Another advantage of using a property as an HMO over a single-let is minimising risk. The risk to your income comes from void periods. With a standard single let property when a tenant moves out, you risk of the property sitting empty and therefore not bringing in any income. On the flip side, when you own a property with multiple occupants, even if one tenant moves out and you struggle to replace them, you’ll still receive rent from the remaining tenants. Risk also comes into play with non-payment of rent. If you rent your property to one tenant (whether it’s to an individual, a family or a couple) and they stop paying rent for whatever reason, you lose the full rental amount. On the flip side, if one of your HMO tenants stops paying rent, you only lose a smaller portion of your total rent. Both reducing void periods and risk of non-payment ultimately reduce the risk to your income as a landlord.

 

HMO’s are an attractive way for landlords to make profits from their properties, but is now a good time to look at setting up new HMOs?

 

The answer to this is yes. We’ve all read about the shortage of housing in the UK, and HMOs can help relieve a small amount of this burden. HMOs effectively maximise the living space in rental properties, therefore helping with some of the need for more housing, particularly in cities. HMOs are becoming more popular with demographics other than students, such as young professionals or individuals on lower incomes.
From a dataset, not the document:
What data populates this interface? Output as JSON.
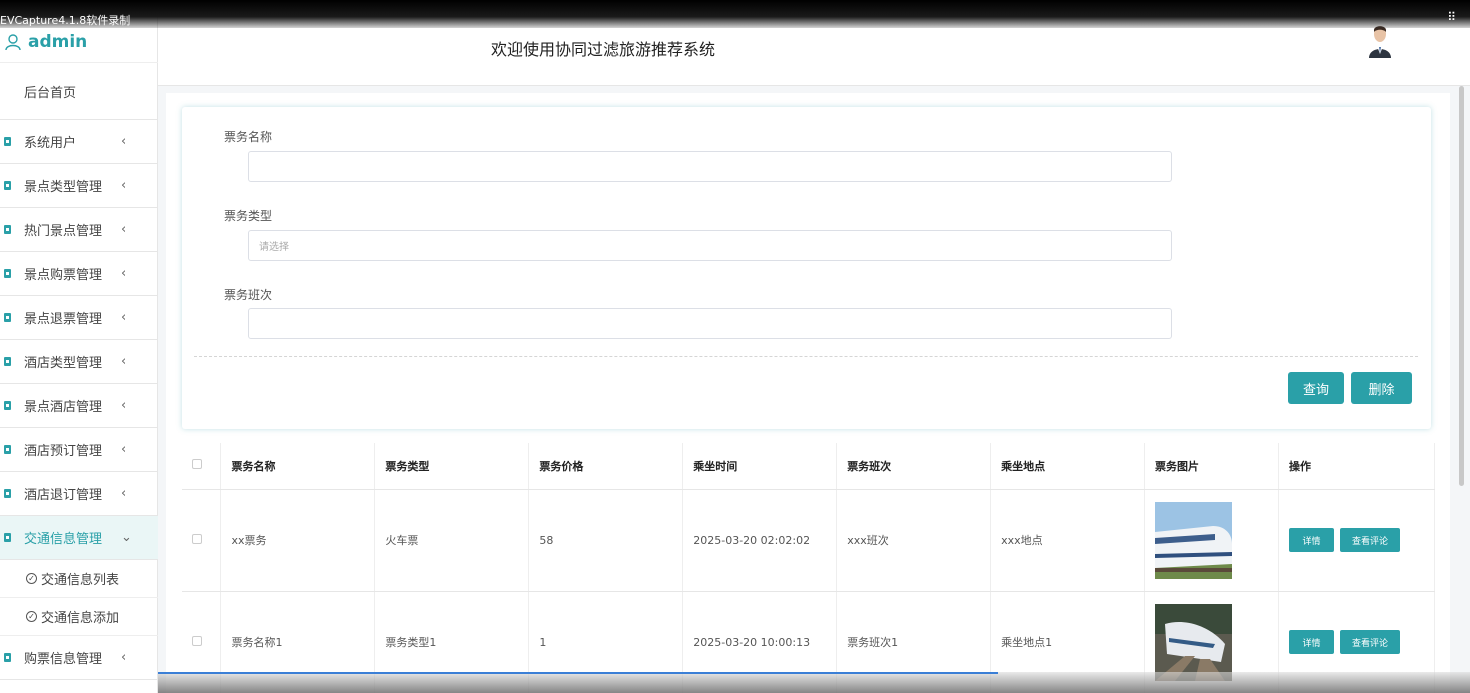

In many cities, renting an apartment alone or as a flatshare with one other person is still way beyond what the average young professional can afford. With the average age of first-time buyers creeping up in the UK, HMOs can be an affordable place for professionals to live while saving for a deposit for their first home. 

 

If you decide to consider setting up an HMO for professionals, the best place to start is looking at competition in your local area. HMOs that cater to young professionals are usually of an excellent standard, often with higher spec kitchens and luxurious bathrooms (or possibly even all en-suite rooms). There’s definitely a market for this sort of living, so it’s perhaps a great time to look into HMOs in your local area. Please ensure you check with your local Council for restrictions and regulations in your specific neighbourhood before you get going.

 

There are some negatives to owning properties as HMOs. I won’t go into the full details, but some of the issues can include: higher turnover of occupants, larger management fees if you use a letting agent to manage the property, more wear and tear on the property, bigger initial set up costs and cost to furnish (and renew/replace furniture) the property. Obtaining a license for an HMO from your local Council also comes at a price.

 

The property market is always changing, but we think there are lots of interesting and exciting things to come. If you’re interested in getting into property but don’t have the time, knowledge or know-how, click the button below to book a call with me.